Data on the management or prophylaxis of variceal bleeding and INCPH are lacking [118]. Endoscopic therapy has been found to be effective in controlling acute variceal bleeding in 95% of the INCPH patients [130]. No data has yet been published regarding endoscopic band ligation in these patients. However, considering the superiority of ligation in patients with cirrhosis or EHPVO, applying this treatment in INCPH patients with varices is preferable. With uncontrolled bleeding, portal systemic shunting by insertion of TIPS should be considered. Although there is literature from India on emergency surgical shunting, this is currently not regarded to be superior to TIPS insertion, which is less invasive. Complications of portosystemic shunting such as hepatic encephalopathy are rare due to the preserved liver function in most of the patients [121]. Endoscopic therapy has been shown to reduce the risk of variceal rebleeding in patients with INCPH [131]. Data are lacking regarding the efficacy of non-selective beta blockers in the setting of INCPH, however in keeping with the good results of bleeding prophylaxis in the setting of cirrhosis we recommend to use the same approach in INCPH patients.

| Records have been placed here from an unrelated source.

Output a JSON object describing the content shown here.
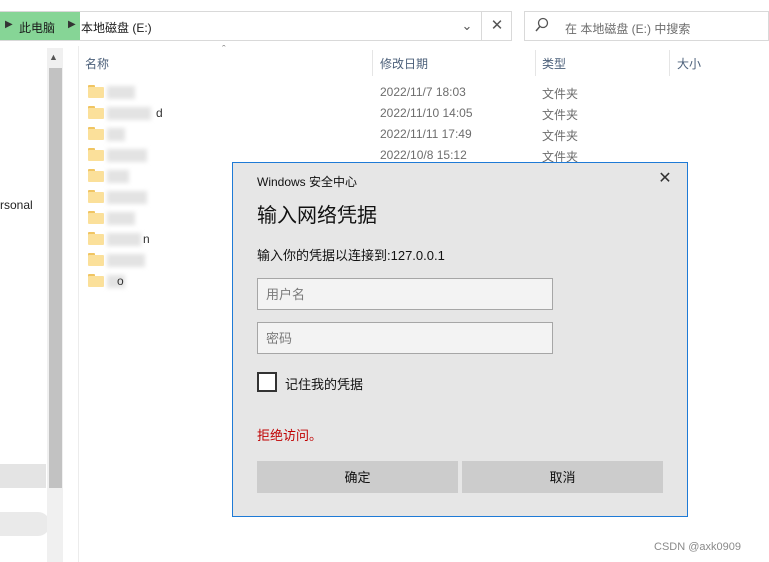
{
  "address_bar": {
    "crumbs": [
      "此电脑",
      "本地磁盘 (E:)"
    ],
    "dropdown_icon": "chevron-down-icon",
    "close_icon": "close-icon"
  },
  "search": {
    "placeholder": "在 本地磁盘 (E:) 中搜索",
    "icon": "search-icon"
  },
  "nav_pane": {
    "visible_text": "rsonal"
  },
  "file_list": {
    "columns": [
      "名称",
      "修改日期",
      "类型",
      "大小"
    ],
    "rows": [
      {
        "name_fragment": "",
        "date": "2022/11/7 18:03",
        "type": "文件夹"
      },
      {
        "name_fragment": "d",
        "date": "2022/11/10 14:05",
        "type": "文件夹"
      },
      {
        "name_fragment": "",
        "date": "2022/11/11 17:49",
        "type": "文件夹"
      },
      {
        "name_fragment": "",
        "date": "2022/10/8 15:12",
        "type": "文件夹"
      },
      {
        "name_fragment": "",
        "date": "",
        "type": ""
      },
      {
        "name_fragment": "",
        "date": "",
        "type": ""
      },
      {
        "name_fragment": "",
        "date": "",
        "type": ""
      },
      {
        "name_fragment": "n",
        "date": "",
        "type": ""
      },
      {
        "name_fragment": "",
        "date": "",
        "type": ""
      },
      {
        "name_fragment": "o",
        "date": "",
        "type": ""
      }
    ]
  },
  "dialog": {
    "caption": "Windows 安全中心",
    "title": "输入网络凭据",
    "prompt": "输入你的凭据以连接到:127.0.0.1",
    "username_placeholder": "用户名",
    "password_placeholder": "密码",
    "remember_label": "记住我的凭据",
    "remember_checked": false,
    "error": "拒绝访问。",
    "ok_label": "确定",
    "cancel_label": "取消",
    "close_icon": "close-icon",
    "accent_color": "#1e7ad6",
    "error_color": "#c00000"
  },
  "watermark": "CSDN @axk0909"
}
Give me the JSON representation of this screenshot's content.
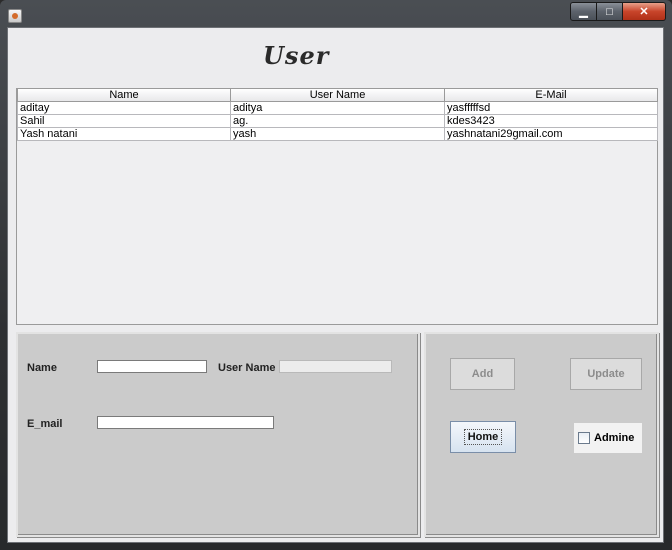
{
  "window": {
    "title": "",
    "app_icon": "java-icon",
    "controls": {
      "minimize": "▁",
      "maximize": "□",
      "close": "✕"
    }
  },
  "header": {
    "title": "User"
  },
  "table": {
    "columns": [
      "Name",
      "User Name",
      "E-Mail"
    ],
    "rows": [
      [
        "aditay",
        "aditya",
        "yasfffffsd"
      ],
      [
        "Sahil",
        "ag.",
        "kdes3423"
      ],
      [
        "Yash natani",
        "yash",
        "yashnatani29gmail.com"
      ]
    ]
  },
  "form": {
    "name_label": "Name",
    "name_value": "",
    "username_label": "User Name",
    "username_value": "",
    "email_label": "E_mail",
    "email_value": ""
  },
  "actions": {
    "add_label": "Add",
    "update_label": "Update",
    "home_label": "Home",
    "admin_label": "Admine",
    "admin_checked": false
  }
}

Anticoagulation therapy has been proposed by several investigators to prevent disease progression and to maintain portal vein patency [[120], [132]]. However, considering the fact that gastrointestinal bleeding is the main complication and the role of thrombophilia in the pathogenesis is uncertain, this treatment is still debated and cannot be generally recommended. Anticoagulation can only be considered in patients with INCPH with clear underlying prothrombotic conditions or in patients who develop PVT.

Liver transplantation

Several reports describe liver transplantation in the setting of INCPH [[120], [121], [123]]. The indications for liver transplantation are unmanageable PH-related complications and progressive liver failure.